Monday, October 13, 2008

Preparing For NaNoWriMo



I have been trying to decide what to write for NaNoWriMo. Do I take a work in progress, since I know my characters? Do I build on a piece of my flash fiction stories? Do I start from scratch? These are all questions that have been running through my mind.


I have combed the NaNoWriMo forums to gain some insight. It would seem that each person has a different way they prepare for it. Some gather character sketches, write outlines and have a synopsis of the story before November rolls around. While others wait until November when the first put pen to paper or fingers to keyboard to even begin formulating the story. In other words they wing it.

So what am I going to do? I don't know yet. Since I am a procrastinator, I may end up deciding on November 1.

I have gathered a few ideas from the web for how to approach the 50,000 words in a month thing. Here is one that I thought might come in handy for everyone.

Writing 50,000 Words: ( What to do/When to do it)

5,000 words: Teaser and exposition. Introduce the protagonist and why they are as they are.
  • 2,000 words: Catalyst event. Introduce the second protagonist.
  • 9,000 words: Exploration of the story world; new characters and nuggets of information. Things are still going well, but introduce the villain(s).
  • 18,000 words: Things fall apart! The story becomes bigger than the characters. Things happen, they get saved, things get worse, repeat, repeat, repeat.
  • 6,000 words: Reveal bigger quest.
  • 6,000 words: Challenges are defeated. Things are learned. Characters change.
  • 6,000 words: Resolve any leftover issues. Epilogue.
  • Remember these are just guidelines, but I think they should prove useful.

    Some other things that might come in handy:

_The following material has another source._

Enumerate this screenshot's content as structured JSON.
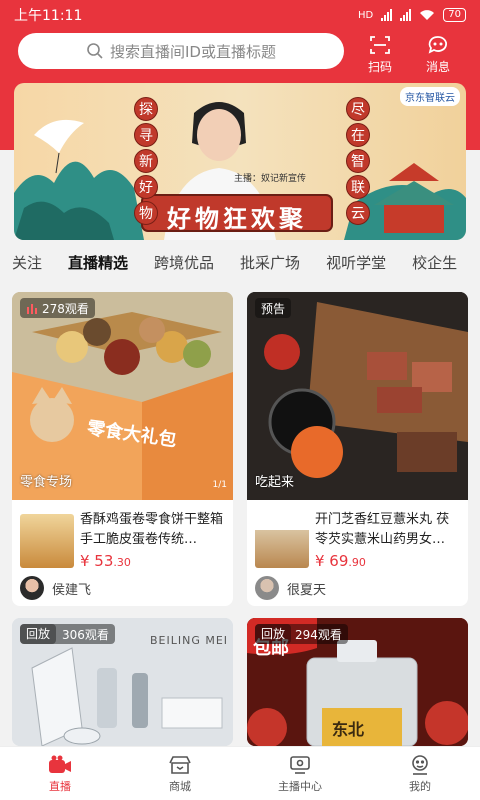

    1. Character Sketches - Write a sketch about each character with their name, age, hair, eye and skin color. Include their likes and dislikes, develop their job, family background, education and anything else you can think of.
    2. Outline your story. Know how to begin, the climax and how you want the story to end.
    3. Write a brief synopsis of you story or a Jacket Blurb.
    4. Gather pictures or drawings that remind you of your characters, their surroundings, etc. Maps can come in handy, as well.

    For some more great ideas go to the Author Tools Blog

    I hope these ideas help you. Although I have the basics down, I need to hurry up and decide what I am going to write. I hope I don't wait until the end of the month to get going! -Rita

    1 comment:

    Lynn said...

    It's much easier to succeed at NaNoWriMo if you start a fresh project. You have the freedom to experiment and free your muse, if you are doing something that you haven't invested time and energy in already.

    NaNo is a perfect time to try something different.